(Beginning of Data shown)

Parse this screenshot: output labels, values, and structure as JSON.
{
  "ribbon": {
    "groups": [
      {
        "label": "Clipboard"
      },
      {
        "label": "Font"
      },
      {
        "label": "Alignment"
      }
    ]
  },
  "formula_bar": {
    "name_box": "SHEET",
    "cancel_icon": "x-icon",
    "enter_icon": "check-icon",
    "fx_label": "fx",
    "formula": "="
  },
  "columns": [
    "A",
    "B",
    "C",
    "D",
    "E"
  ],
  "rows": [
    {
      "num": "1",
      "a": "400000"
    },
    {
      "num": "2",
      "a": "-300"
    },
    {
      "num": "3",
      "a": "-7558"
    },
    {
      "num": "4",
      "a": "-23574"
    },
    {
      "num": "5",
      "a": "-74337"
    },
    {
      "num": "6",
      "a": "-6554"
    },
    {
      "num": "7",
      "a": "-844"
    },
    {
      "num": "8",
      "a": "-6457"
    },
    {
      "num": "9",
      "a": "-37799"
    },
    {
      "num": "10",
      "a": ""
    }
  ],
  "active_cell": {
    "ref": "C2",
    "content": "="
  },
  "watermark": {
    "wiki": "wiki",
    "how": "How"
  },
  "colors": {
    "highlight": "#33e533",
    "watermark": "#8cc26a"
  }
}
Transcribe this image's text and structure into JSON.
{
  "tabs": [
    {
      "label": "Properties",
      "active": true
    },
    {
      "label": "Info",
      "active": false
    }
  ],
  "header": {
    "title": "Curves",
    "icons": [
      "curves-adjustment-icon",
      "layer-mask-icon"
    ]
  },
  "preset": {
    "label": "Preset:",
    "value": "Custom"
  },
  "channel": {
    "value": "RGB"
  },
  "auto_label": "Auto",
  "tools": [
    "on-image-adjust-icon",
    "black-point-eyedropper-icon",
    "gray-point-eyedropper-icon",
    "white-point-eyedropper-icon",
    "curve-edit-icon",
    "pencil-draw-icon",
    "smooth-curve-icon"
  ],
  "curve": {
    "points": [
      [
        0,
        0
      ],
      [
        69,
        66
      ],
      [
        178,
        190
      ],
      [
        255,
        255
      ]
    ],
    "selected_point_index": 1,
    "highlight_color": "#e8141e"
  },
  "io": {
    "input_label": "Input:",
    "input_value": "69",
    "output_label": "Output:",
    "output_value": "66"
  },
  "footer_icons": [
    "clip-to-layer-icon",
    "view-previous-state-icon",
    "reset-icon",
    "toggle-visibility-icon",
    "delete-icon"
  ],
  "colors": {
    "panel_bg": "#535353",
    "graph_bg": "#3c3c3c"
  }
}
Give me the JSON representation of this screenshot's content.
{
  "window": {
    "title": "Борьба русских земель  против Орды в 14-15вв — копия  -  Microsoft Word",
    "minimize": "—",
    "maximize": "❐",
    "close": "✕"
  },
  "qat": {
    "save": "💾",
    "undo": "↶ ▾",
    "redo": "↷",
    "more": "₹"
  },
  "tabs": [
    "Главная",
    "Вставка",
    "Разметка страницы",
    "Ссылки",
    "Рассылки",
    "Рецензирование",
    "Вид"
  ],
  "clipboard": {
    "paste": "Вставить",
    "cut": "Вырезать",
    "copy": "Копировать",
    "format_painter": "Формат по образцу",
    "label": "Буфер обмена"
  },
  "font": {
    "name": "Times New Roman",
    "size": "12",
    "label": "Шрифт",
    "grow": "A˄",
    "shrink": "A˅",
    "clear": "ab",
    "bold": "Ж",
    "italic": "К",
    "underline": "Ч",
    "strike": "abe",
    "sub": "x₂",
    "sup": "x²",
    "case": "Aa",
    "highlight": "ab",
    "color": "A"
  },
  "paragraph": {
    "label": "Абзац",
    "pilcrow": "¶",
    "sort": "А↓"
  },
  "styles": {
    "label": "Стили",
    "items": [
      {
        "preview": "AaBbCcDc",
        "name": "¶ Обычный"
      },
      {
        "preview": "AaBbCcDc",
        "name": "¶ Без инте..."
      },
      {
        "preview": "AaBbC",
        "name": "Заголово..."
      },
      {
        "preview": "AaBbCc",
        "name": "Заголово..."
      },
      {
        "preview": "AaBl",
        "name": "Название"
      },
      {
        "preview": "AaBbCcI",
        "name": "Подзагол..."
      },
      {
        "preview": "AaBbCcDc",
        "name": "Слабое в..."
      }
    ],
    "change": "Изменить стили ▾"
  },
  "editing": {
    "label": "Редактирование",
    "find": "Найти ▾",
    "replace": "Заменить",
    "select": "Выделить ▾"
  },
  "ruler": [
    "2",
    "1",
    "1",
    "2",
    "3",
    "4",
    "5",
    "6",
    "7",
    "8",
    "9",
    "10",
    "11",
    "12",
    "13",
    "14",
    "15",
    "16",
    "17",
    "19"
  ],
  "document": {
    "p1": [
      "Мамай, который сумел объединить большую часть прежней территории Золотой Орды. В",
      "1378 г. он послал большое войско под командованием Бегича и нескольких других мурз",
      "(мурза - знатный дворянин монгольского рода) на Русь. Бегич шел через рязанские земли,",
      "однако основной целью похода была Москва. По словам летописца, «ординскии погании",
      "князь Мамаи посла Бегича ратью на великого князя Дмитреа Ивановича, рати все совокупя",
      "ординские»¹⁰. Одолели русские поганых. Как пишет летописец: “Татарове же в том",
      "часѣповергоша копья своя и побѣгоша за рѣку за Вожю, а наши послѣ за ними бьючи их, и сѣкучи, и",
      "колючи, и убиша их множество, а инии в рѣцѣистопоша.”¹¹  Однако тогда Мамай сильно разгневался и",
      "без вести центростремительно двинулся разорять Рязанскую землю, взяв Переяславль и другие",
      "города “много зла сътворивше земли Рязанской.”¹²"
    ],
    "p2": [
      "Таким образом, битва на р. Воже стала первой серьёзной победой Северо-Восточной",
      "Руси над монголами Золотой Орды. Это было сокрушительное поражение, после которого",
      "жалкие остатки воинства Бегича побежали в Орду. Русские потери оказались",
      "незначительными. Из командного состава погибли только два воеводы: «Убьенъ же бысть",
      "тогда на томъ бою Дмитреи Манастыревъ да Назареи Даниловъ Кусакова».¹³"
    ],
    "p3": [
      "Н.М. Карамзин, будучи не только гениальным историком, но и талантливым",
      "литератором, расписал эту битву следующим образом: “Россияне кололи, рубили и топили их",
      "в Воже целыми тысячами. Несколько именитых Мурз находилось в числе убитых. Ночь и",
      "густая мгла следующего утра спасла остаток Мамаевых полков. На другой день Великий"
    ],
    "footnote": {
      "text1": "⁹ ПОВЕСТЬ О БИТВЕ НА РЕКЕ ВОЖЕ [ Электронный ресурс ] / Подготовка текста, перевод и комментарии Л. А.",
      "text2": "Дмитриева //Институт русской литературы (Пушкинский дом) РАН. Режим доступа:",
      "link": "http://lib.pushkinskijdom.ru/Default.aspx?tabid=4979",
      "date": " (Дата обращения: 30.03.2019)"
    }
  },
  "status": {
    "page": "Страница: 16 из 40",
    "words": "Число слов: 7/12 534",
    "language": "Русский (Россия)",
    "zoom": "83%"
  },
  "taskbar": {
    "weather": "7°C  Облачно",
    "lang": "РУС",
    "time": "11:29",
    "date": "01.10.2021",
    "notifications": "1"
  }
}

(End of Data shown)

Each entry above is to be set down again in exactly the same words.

Parse this screenshot: output labels, values, and structure as JSON.
{
  "ribbon": {
    "groups": [
      {
        "label": "Clipboard"
      },
      {
        "label": "Font"
      },
      {
        "label": "Alignment"
      }
    ]
  },
  "formula_bar": {
    "name_box": "SHEET",
    "cancel_icon": "x-icon",
    "enter_icon": "check-icon",
    "fx_label": "fx",
    "formula": "="
  },
  "columns": [
    "A",
    "B",
    "C",
    "D",
    "E"
  ],
  "rows": [
    {
      "num": "1",
      "a": "400000"
    },
    {
      "num": "2",
      "a": "-300"
    },
    {
      "num": "3",
      "a": "-7558"
    },
    {
      "num": "4",
      "a": "-23574"
    },
    {
      "num": "5",
      "a": "-74337"
    },
    {
      "num": "6",
      "a": "-6554"
    },
    {
      "num": "7",
      "a": "-844"
    },
    {
      "num": "8",
      "a": "-6457"
    },
    {
      "num": "9",
      "a": "-37799"
    },
    {
      "num": "10",
      "a": ""
    }
  ],
  "active_cell": {
    "ref": "C2",
    "content": "="
  },
  "watermark": {
    "wiki": "wiki",
    "how": "How"
  },
  "colors": {
    "highlight": "#33e533",
    "watermark": "#8cc26a"
  }
}
Transcribe this image's text and structure into JSON.
{
  "tabs": [
    {
      "label": "Properties",
      "active": true
    },
    {
      "label": "Info",
      "active": false
    }
  ],
  "header": {
    "title": "Curves",
    "icons": [
      "curves-adjustment-icon",
      "layer-mask-icon"
    ]
  },
  "preset": {
    "label": "Preset:",
    "value": "Custom"
  },
  "channel": {
    "value": "RGB"
  },
  "auto_label": "Auto",
  "tools": [
    "on-image-adjust-icon",
    "black-point-eyedropper-icon",
    "gray-point-eyedropper-icon",
    "white-point-eyedropper-icon",
    "curve-edit-icon",
    "pencil-draw-icon",
    "smooth-curve-icon"
  ],
  "curve": {
    "points": [
      [
        0,
        0
      ],
      [
        69,
        66
      ],
      [
        178,
        190
      ],
      [
        255,
        255
      ]
    ],
    "selected_point_index": 1,
    "highlight_color": "#e8141e"
  },
  "io": {
    "input_label": "Input:",
    "input_value": "69",
    "output_label": "Output:",
    "output_value": "66"
  },
  "footer_icons": [
    "clip-to-layer-icon",
    "view-previous-state-icon",
    "reset-icon",
    "toggle-visibility-icon",
    "delete-icon"
  ],
  "colors": {
    "panel_bg": "#535353",
    "graph_bg": "#3c3c3c"
  }
}
Give me the JSON representation of this screenshot's content.
{
  "window": {
    "title": "Борьба русских земель  против Орды в 14-15вв — копия  -  Microsoft Word",
    "minimize": "—",
    "maximize": "❐",
    "close": "✕"
  },
  "qat": {
    "save": "💾",
    "undo": "↶ ▾",
    "redo": "↷",
    "more": "₹"
  },
  "tabs": [
    "Главная",
    "Вставка",
    "Разметка страницы",
    "Ссылки",
    "Рассылки",
    "Рецензирование",
    "Вид"
  ],
  "clipboard": {
    "paste": "Вставить",
    "cut": "Вырезать",
    "copy": "Копировать",
    "format_painter": "Формат по образцу",
    "label": "Буфер обмена"
  },
  "font": {
    "name": "Times New Roman",
    "size": "12",
    "label": "Шрифт",
    "grow": "A˄",
    "shrink": "A˅",
    "clear": "ab",
    "bold": "Ж",
    "italic": "К",
    "underline": "Ч",
    "strike": "abe",
    "sub": "x₂",
    "sup": "x²",
    "case": "Aa",
    "highlight": "ab",
    "color": "A"
  },
  "paragraph": {
    "label": "Абзац",
    "pilcrow": "¶",
    "sort": "А↓"
  },
  "styles": {
    "label": "Стили",
    "items": [
      {
        "preview": "AaBbCcDc",
        "name": "¶ Обычный"
      },
      {
        "preview": "AaBbCcDc",
        "name": "¶ Без инте..."
      },
      {
        "preview": "AaBbC",
        "name": "Заголово..."
      },
      {
        "preview": "AaBbCc",
        "name": "Заголово..."
      },
      {
        "preview": "AaBl",
        "name": "Название"
      },
      {
        "preview": "AaBbCcI",
        "name": "Подзагол..."
      },
      {
        "preview": "AaBbCcDc",
        "name": "Слабое в..."
      }
    ],
    "change": "Изменить стили ▾"
  },
  "editing": {
    "label": "Редактирование",
    "find": "Найти ▾",
    "replace": "Заменить",
    "select": "Выделить ▾"
  },
  "ruler": [
    "2",
    "1",
    "1",
    "2",
    "3",
    "4",
    "5",
    "6",
    "7",
    "8",
    "9",
    "10",
    "11",
    "12",
    "13",
    "14",
    "15",
    "16",
    "17",
    "19"
  ],
  "document": {
    "p1": [
      "Мамай, который сумел объединить большую часть прежней территории Золотой Орды. В",
      "1378 г. он послал большое войско под командованием Бегича и нескольких других мурз",
      "(мурза - знатный дворянин монгольского рода) на Русь. Бегич шел через рязанские земли,",
      "однако основной целью похода была Москва. По словам летописца, «ординскии погании",
      "князь Мамаи посла Бегича ратью на великого князя Дмитреа Ивановича, рати все совокупя",
      "ординские»¹⁰. Одолели русские поганых. Как пишет летописец: “Татарове же в том",
      "часѣповергоша копья своя и побѣгоша за рѣку за Вожю, а наши послѣ за ними бьючи их, и сѣкучи, и",
      "колючи, и убиша их множество, а инии в рѣцѣистопоша.”¹¹  Однако тогда Мамай сильно разгневался и",
      "без вести центростремительно двинулся разорять Рязанскую землю, взяв Переяславль и другие",
      "города “много зла сътворивше земли Рязанской.”¹²"
    ],
    "p2": [
      "Таким образом, битва на р. Воже стала первой серьёзной победой Северо-Восточной",
      "Руси над монголами Золотой Орды. Это было сокрушительное поражение, после которого",
      "жалкие остатки воинства Бегича побежали в Орду. Русские потери оказались",
      "незначительными. Из командного состава погибли только два воеводы: «Убьенъ же бысть",
      "тогда на томъ бою Дмитреи Манастыревъ да Назареи Даниловъ Кусакова».¹³"
    ],
    "p3": [
      "Н.М. Карамзин, будучи не только гениальным историком, но и талантливым",
      "литератором, расписал эту битву следующим образом: “Россияне кололи, рубили и топили их",
      "в Воже целыми тысячами. Несколько именитых Мурз находилось в числе убитых. Ночь и",
      "густая мгла следующего утра спасла остаток Мамаевых полков. На другой день Великий"
    ],
    "footnote": {
      "text1": "⁹ ПОВЕСТЬ О БИТВЕ НА РЕКЕ ВОЖЕ [ Электронный ресурс ] / Подготовка текста, перевод и комментарии Л. А.",
      "text2": "Дмитриева //Институт русской литературы (Пушкинский дом) РАН. Режим доступа:",
      "link": "http://lib.pushkinskijdom.ru/Default.aspx?tabid=4979",
      "date": " (Дата обращения: 30.03.2019)"
    }
  },
  "status": {
    "page": "Страница: 16 из 40",
    "words": "Число слов: 7/12 534",
    "language": "Русский (Россия)",
    "zoom": "83%"
  },
  "taskbar": {
    "weather": "7°C  Облачно",
    "lang": "РУС",
    "time": "11:29",
    "date": "01.10.2021",
    "notifications": "1"
  }
}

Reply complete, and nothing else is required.